The next myth is that all fixtures must match and only one can be statement-making. The others should be subtle. You can see from the dining room and primary bedroom of our Viscaino project, that this is simply not the case. Not only are all the fixtures different, but each is striking in its own way.
In the dining room, we chose fixtures made from contrasting wood and brass. The twisty wall lights in the dining room are antique brass Continuum Collection sconces by Avram Rusu Studio from 1stDibs. On the ceiling is a natural oak Workstead Lodge flush-mount light and a mostly black Brendan Ravenhill chandelier.
We mixed metals, materials, textures and tones in the primary suite too. Yet there is still continuity from corner to corner and one room to the next. We chose an Austen Large Dual Function Floor Lamp in Matte White finish from Circa and an organic tiered drum chandelier for the ceiling. For the bedside, we chose a mercury glass Arteriors Anderson Lamp for the bedside.
The tiered chandeliers in the primary bed and bath are quite distinct — providing the perfect amount of contrast. At the same time, their similar shape creates a soothing rhythm.
#5 Table Lamps & Wall Sconces Are Your Only Nightstand Lighting Options
Fifth on our list of myths about bold lighting is that table lamps and wall sconces are your only nightstand lighting options. As you can see in the images above, we love disproving this lighting myth.
If you lack space on your nightstand for a table lamp or cannot disrupt a delicate wallpaper with a wall sconce, don’t despair. You can opt for pendant lights instead! Just make sure all your bedroom lights are dimmable to avoid waking your partner or straining your eyes while reading in bed.
#6 It Doesn’t Matter What Indoor Lighting Looks Like from Outside
When choosing light fixtures for a space with floor-to-ceiling windows that open onto your yard, think about how they will look from outside.
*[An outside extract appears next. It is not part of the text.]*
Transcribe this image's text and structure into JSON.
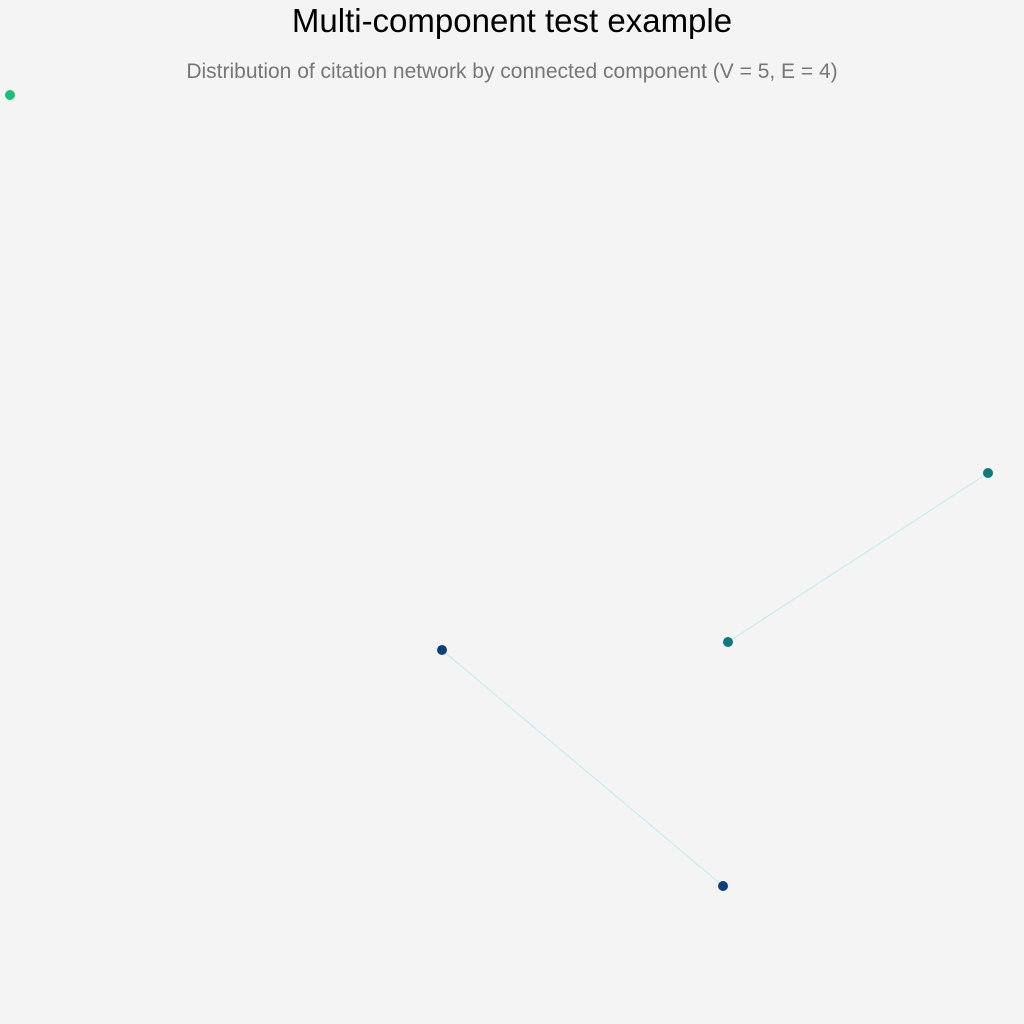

We installed a trio of two-tone pendant lights from Circa Lighting above the island in the pool house of our Braeswood Place project.
The height and scale of these pendants was not accidental. From the backyard, our clients and their guests can see these statement-making lights hovering just below the pool house’s exterior siding. This adds a romantic glow to the backyard while making the entire space feel cozy.
#7 Only Indoor Lighting Can Be Statement Lighting
The final myth about how you can design with statement lighting is that only indoor lighting can make an impact. However, the exterior is every guest’s first impression of and experience with your home. As such, the light fixtures, driveway, windows and front door you choose are all an introduction to your aesthetic and personal style.
When choosing the light fixtures for our Hedwig Village project, we took the opportunity to create some continuity between exterior and interior. The brick, arches and other antique accents in this home also extend from exterior to interior.
Before You Design with Statement Lighting…
As you come up with statement lighting ideas of your own and start the search for your perfect piece, don’t forget about functionality. Be sure to consider the color temperature of your bulbs and outfit each fixture with a dimmer. And remember: of all the statement lighting ideas on our list, the most important is to layer lighting!
In Search of More Statement Lighting Ideas?
Check out our project archive for more inspiration. You might also read through “Statement lighting is the jewelry of your room,” in which we explain how to design with statement lighting. Let us know if you have any questions in the comments below and subscribe to our newsletter to get design tips straight to your inbox!